Don’t Count on the Fed to Do it Right

by Inya Ivkovic, MA

The economy is showing timid signs of recovery, which signals The economy is showing timid signs of recovery, which signals the time for the Fed to start thinking about inflation. I believe that last week I dispelled whatever misconceptions we might have had about deflation, but I haven’t dismissed inflation, which might stay put in the short term. However, in the longer term, particularly if the Fed and other central bankers don’t figure out their exit strategies after dumping trillions of dollars into global financial systems, it may rear its ugly head sky-high. Yet, knowing the Fed’s history, I really don’t want to bet on the Fed to do it right and to do it in time.

Granted, every time a recession runs its course, the Fed is put between a rock and a hard place: Should it keep using expansionary monetary policy to keep the economy growing, or should it start tightening the reins to avoid hyperinflation? The first choice is self-promoting and makes for great pictures in the financial press, while the other resembles a self- flagellating choice that only reminds people of the difficult times they believed to be over. But hyperinflation is something that could make self-flagellation nothing more than a light summer breeze against bruised skin.

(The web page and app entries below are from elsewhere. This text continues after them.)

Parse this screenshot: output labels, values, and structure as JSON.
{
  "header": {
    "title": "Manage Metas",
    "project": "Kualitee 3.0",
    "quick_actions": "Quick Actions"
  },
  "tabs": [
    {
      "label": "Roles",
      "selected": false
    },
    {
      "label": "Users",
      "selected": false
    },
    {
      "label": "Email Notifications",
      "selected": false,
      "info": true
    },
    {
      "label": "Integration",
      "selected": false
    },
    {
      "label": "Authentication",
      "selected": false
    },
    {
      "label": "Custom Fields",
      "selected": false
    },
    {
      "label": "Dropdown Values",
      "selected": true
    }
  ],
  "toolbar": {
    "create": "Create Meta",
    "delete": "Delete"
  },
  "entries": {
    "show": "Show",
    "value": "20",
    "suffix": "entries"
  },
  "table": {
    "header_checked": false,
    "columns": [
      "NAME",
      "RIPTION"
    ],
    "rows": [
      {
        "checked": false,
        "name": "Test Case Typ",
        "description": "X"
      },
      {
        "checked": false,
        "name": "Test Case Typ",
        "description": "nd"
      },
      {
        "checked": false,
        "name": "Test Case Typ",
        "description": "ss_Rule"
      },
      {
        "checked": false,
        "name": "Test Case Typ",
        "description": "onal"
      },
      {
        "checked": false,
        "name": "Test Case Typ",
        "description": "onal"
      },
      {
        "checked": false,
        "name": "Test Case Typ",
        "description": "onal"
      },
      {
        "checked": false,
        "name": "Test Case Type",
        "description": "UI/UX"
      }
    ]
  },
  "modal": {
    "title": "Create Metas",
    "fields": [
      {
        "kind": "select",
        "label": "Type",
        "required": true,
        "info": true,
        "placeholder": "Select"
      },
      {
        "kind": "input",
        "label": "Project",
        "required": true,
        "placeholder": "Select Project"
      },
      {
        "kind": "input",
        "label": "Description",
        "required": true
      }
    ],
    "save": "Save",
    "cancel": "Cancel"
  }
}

The Fed and central banks around the world have taken truly extraordinary steps to battle the credit crisis, particularly after taking on billions and billions of dollars in toxic mortgage-backed securities on their balance sheets. But unraveling the entire rescue program could result in hyperinflation that is likely going to be much trickier to bring under control than ever before.


Still, regardless of the threat, I don’t think the Fed will have the guts to do it right. Keeping prices in check after more than a year in recession is not likely to be a popular move, which is again the likely reason that the Fed will lack the resolve to make unpopular choices. Historically speaking, the Fed never failed to take the course of the least resistance, focusing only on putting out current fires and delaying to look further into the future until the future became an unpleasant present. As if diving one’s head into the sand ever solved any problem.

So far, inflation has not made an appearance. The U.S. core inflation rate has declined from 2.4% at the onset of this recession to 1.7% in July on an annualized basis. During the Great Depression, prices plunged for more than three years at an annual rate as high as 10% at times. But that does not mean that tomorrow’s inflation is going to remain tame once consumers return to shops, malls and dealerships. In fact, I believe that, if left unchecked, it will actually go nuts.

Yet, the Fed’s chairman, Ben S. Bernanke, the man who did academic research on what had caused the Great Depressions, is still rambling on about deflation. True, the current price levels are ultra-low and, true, the economy still needs all the help it can get. But without preparing the tools to reverse the effects of monetary easing and strategies to unload the debt-laden national balance sheet, what may come ahead could ruin and/or seriously delay any recovery.

In the past, the Fed’s job was simple. When facing a downturn, lower the benchmark lending rate. When going through a recovery, increase it to curb inflation. But nothing is simple anymore and the limitations of such plain-vanilla monetary policy came to light during the recent recession. It seemed it almost didn’t matter how much money was poured into the global financial and credit system, the economy still kept on sliding into the abyss. Even after the Fed cut its benchmark lending rate near zero, the U.S. GDP still plunged at a 5.5% annual rate in the first quarter of this year

There is one way to deal with the consequences of the easy credit era, which is for the Fed to raise interest rates on the reserves that lenders hold with the central bank. In July, these reserves were about $800 billion, which is a substantially higher figure from the $32.0 billion held in reserve in September 2008. The interest rate so far paid on these funds by the Fed was 0.25%, but it is subject to change at any time.

Now, lenders will draw on these reserves once they feel confident it is safe and profitable to make new loans. But if the Fed increases interest paid to lenders on these reserves, they might be discouraged to lend more when they can earn money doing absolutely nothing. In other words, there is no rule book on managing the money supply with interest rates on reserves and whatever had worked before can no longer be relied upon.

Certainly, we all know that the Fed’s job is not an easy one. But that’s why men like Bernanke are paid the big bucks — to know what to do and when to do it. Sadly, having seen Bernanke and his predecessor Greenspan in action, and knowing what I know about most of the Fed’s past chairmen, I’m not holding my breath.